Share on facebook
Share on twitter
Share on linkedin

My name is Arsema and I am excited to be joining Girls In The Lead?s team.

A little background about myself; I was born and raised in Minnesota but am currently attending school in St. Louis. Growing up, I absolutely loved playing sports with my siblings and looked at it as more of a way to have fun, rather than stay active. When my family moved into a neighborhood that had a grassy field close by, my brothers and I spent nearly every day there playing the traditional football and soccer but also new sports that we created with our neighbors.

Eventually, I outgrew the neighborhood scrimmages and, with help from my school district, joined school teams at the junior high level, most notably football and basketball. I was a football fanatic. I watched the Minnesota Vikings every Sunday, played constantly with classmates, and even chose a football player to dress up as for my elementary school biography project. The feeling of excitement I felt for being part of an ?official? football team was unmatched. However, my football career was cut short when I quit following my first season. You see, Title IX guaranteed that because there was no female football team, I was allowed to play on the boys? team. It did not protect me from the hurtful rumors my teammates would spread about me off the field. Nor did it protect me from my coach making me sit out certain drills to make my teammates more comfortable or giving me less playing time compared to other kids of my caliber. When it came time to consider a second football season, even though I had grown into a stronger person due to the betrayal I felt from my teammates and coach, I decided to let football go.

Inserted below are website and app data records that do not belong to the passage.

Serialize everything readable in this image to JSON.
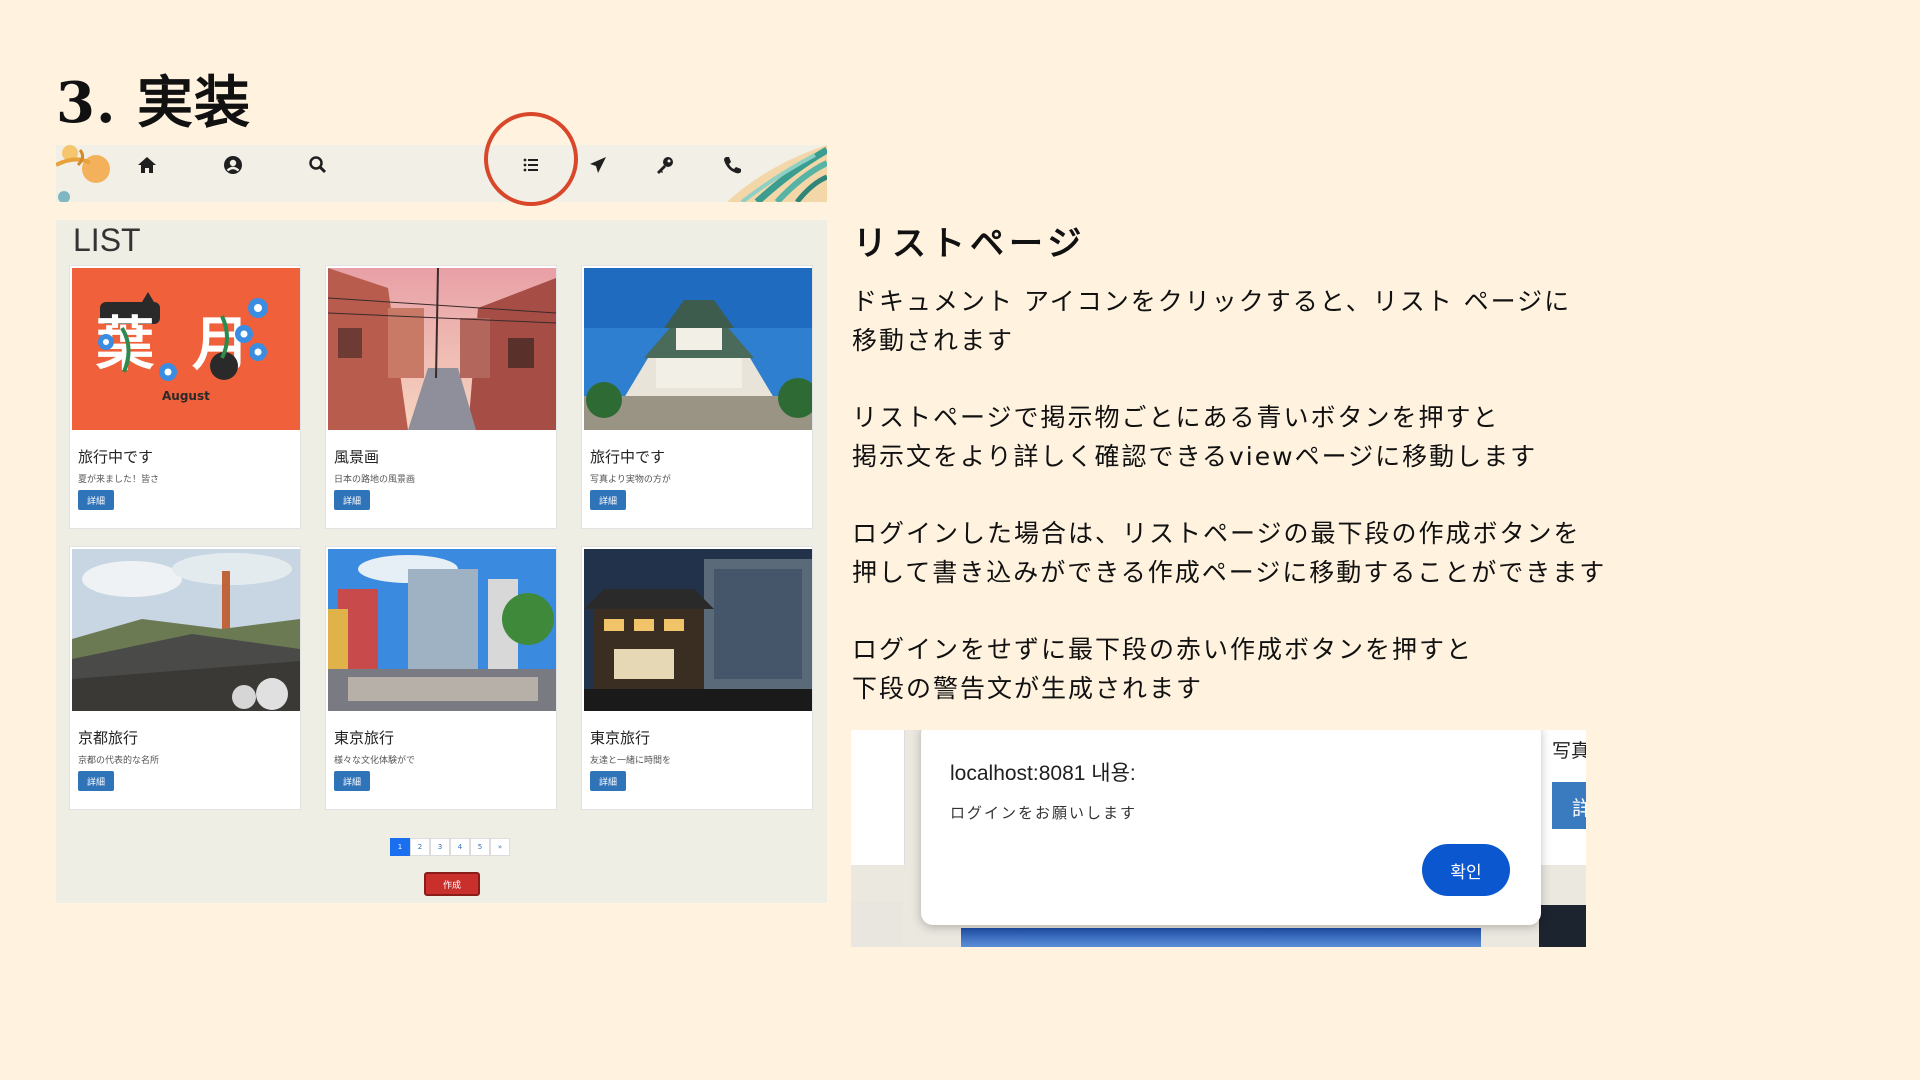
{
  "slide": {
    "title": "3. 実装"
  },
  "navbar": {
    "icons": [
      "home-icon",
      "user-icon",
      "search-icon",
      "list-icon",
      "send-icon",
      "key-icon",
      "phone-icon"
    ]
  },
  "list_page": {
    "heading": "LIST",
    "cards": [
      {
        "title": "旅行中です",
        "desc": "夏が来ました！皆さ",
        "button": "詳細",
        "image_text": "August"
      },
      {
        "title": "風景画",
        "desc": "日本の路地の風景画",
        "button": "詳細"
      },
      {
        "title": "旅行中です",
        "desc": "写真より実物の方が",
        "button": "詳細"
      },
      {
        "title": "京都旅行",
        "desc": "京都の代表的な名所",
        "button": "詳細"
      },
      {
        "title": "東京旅行",
        "desc": "様々な文化体験がで",
        "button": "詳細"
      },
      {
        "title": "東京旅行",
        "desc": "友達と一緒に時間を",
        "button": "詳細"
      }
    ],
    "pagination": [
      "1",
      "2",
      "3",
      "4",
      "5",
      "»"
    ],
    "active_page": "1",
    "create_button": "作成"
  },
  "section": {
    "title": "リストページ",
    "para1": [
      "ドキュメント アイコンをクリックすると、リスト ページに",
      "移動されます"
    ],
    "para2": [
      "リストページで掲示物ごとにある青いボタンを押すと",
      "掲示文をより詳しく確認できるviewページに移動します"
    ],
    "para3": [
      "ログインした場合は、リストページの最下段の作成ボタンを",
      "押して書き込みができる作成ページに移動することができます"
    ],
    "para4": [
      "ログインをせずに最下段の赤い作成ボタンを押すと",
      "下段の警告文が生成されます"
    ]
  },
  "dialog_shot": {
    "title": "localhost:8081 내용:",
    "message": "ログインをお願いします",
    "ok_button": "확인",
    "bg_text": "写真",
    "bg_button": "詳"
  },
  "colors": {
    "background": "#fff3e0",
    "highlight_circle": "#d9472b",
    "detail_button": "#2f73b8",
    "create_button": "#c9302c",
    "dialog_ok": "#0b57d0"
  }
}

While the less than welcoming response from my team and coach led me to stop playing football, I still continued basketball where I enjoyed the camaraderie that came with playing with other girls. Unfortunately, when my sister sought to join the same girls basketball team a year after I left, the school district decided that girls basketball was too pricey and scrapped the program. They maintained that there was a ?girls basketball club,? where girls could come in after school and shoot a basketball around, but it wasn?t the same. My sister was heartbroken.

Today when I look back at the opportunities I was given, I realize both how fortunate I was to have been shaped by my experiences in sports and how much more needs to be done. My football history made me tougher and surer of myself. It was sad that I felt the need to leave the organized team after a season, but I valued myself enough to know I was not being treated fairly and could do better. Basketball helped me feel like I had a true community. As a kid, I was always playing with my mostly male neighbors. Having a space to enjoy what I loved with other girls made me realize that the two were not exclusive- you could be both girly and strong.

This theme of strength in female athleticism is something I immediately noticed when I was first introduced to Girls in the Lead. I feel that the activities I was a part of could have greatly benefitted from the advice Girls in the Lead gives on building inclusive athletic programs. My confidence in Girls in the Lead and their message is why I jumped at the chance to blog for them and share the stories of women around the world. I am excited to begin this journey and hope you will enjoy reading my posts in the future!

Arsema Belai, (GIL Contributor)